UK Prime Minister Rishi Sunak has been criticised by over 600 scientists across the world for the UK's use of bioenergy, in a letter that said the practice is destroying the "lungs of the earth", with "devastating impacts" on forests.
Bioenergy divides scientific opinion due to the procuring of biomass, which can involve cutting down trees to turn into energy.
The professors and science students warned of the industry's "growing threat to biodiversity" because of the way they say it hacks down trees and habitats.
They warned it undermines a current high-stakes push to slow the rapid loss of life-sustaining nature.
"It is simply not environmentally sustainable," said Kew Gardens' director of science, Professor Alexandre Antonelli, one of the key authors.
"Sustainability means you can do something forever... and because we are losing forests that have been growing for many decades, if not centuries, we are not allowing nature to recover to the level it needs to recover the biodiversity," he told Sky News.
That matters because healthy, old forests house things like mosses, which can slow flooding, and pollinating insects and birds and can soak up more carbon dioxide, he continued.
The scientists want the UK and leaders from other major users or consumers of bioenergy - including President Xi Jinping of China and US President Joe Biden - to abandon the energy form altogether.

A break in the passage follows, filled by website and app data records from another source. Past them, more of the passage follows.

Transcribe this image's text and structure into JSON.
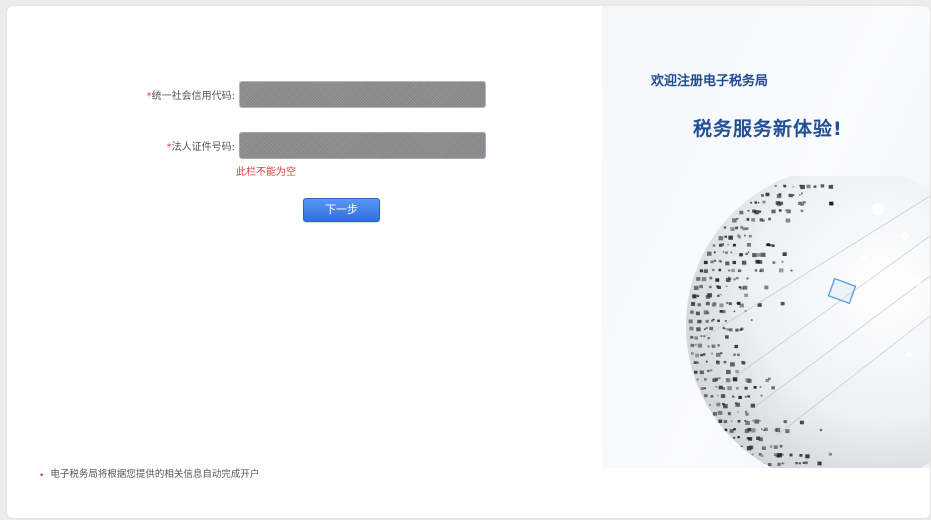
{
  "form": {
    "credit_code": {
      "required_mark": "*",
      "label": "统一社会信用代码:",
      "value": "",
      "placeholder": ""
    },
    "legal_id": {
      "required_mark": "*",
      "label": "法人证件号码:",
      "value": "",
      "placeholder": "",
      "error": "此栏不能为空"
    },
    "next_button_label": "下一步"
  },
  "footer": {
    "bullet": "•",
    "note": "电子税务局将根据您提供的相关信息自动完成开户"
  },
  "banner": {
    "welcome": "欢迎注册电子税务局",
    "slogan": "税务服务新体验!"
  },
  "colors": {
    "accent": "#2f6fe0",
    "error": "#e23b3b",
    "heading": "#1f4c92"
  },
  "icons": {
    "globe": "digital-globe-illustration"
  }
}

The signatories warned the talks may fail unless businesses stop clearing forests for bioenergy, which has boomed in recent years as a replacement for coal.
However, Mark Sommerfield from trade body the Renewable Energy Association, said "biodiversity considerations are an important component of biomass sustainability governance".
He cited a review of 211 studies, 69% of which concluded that forestry had no negative impact on biodiversity.
The letter accused the industry of clearcutting forest - cutting down entire sections rather than keeping continuous cover, and is supposed to be particularly bad for biodiversity.
Sommerfield said bioenergy is part of a "broader forestry economy", often using the residue from the timber industry, and therefore eliminating waste.
In October, 550 academics sympathetic to the industry wrote a letter arguing bioenergy can "substitute fossil energy and is a significant part of climate protection policy".
A government spokesperson said the UK "only supports biomass which complies with our strict sustainability criteria."
"Many biomass feedstocks are likely to be combusted or decomposed anyway, so it is more efficient to use that material as an energy source and displace expensive, volatile fossil fuels in the process," they added.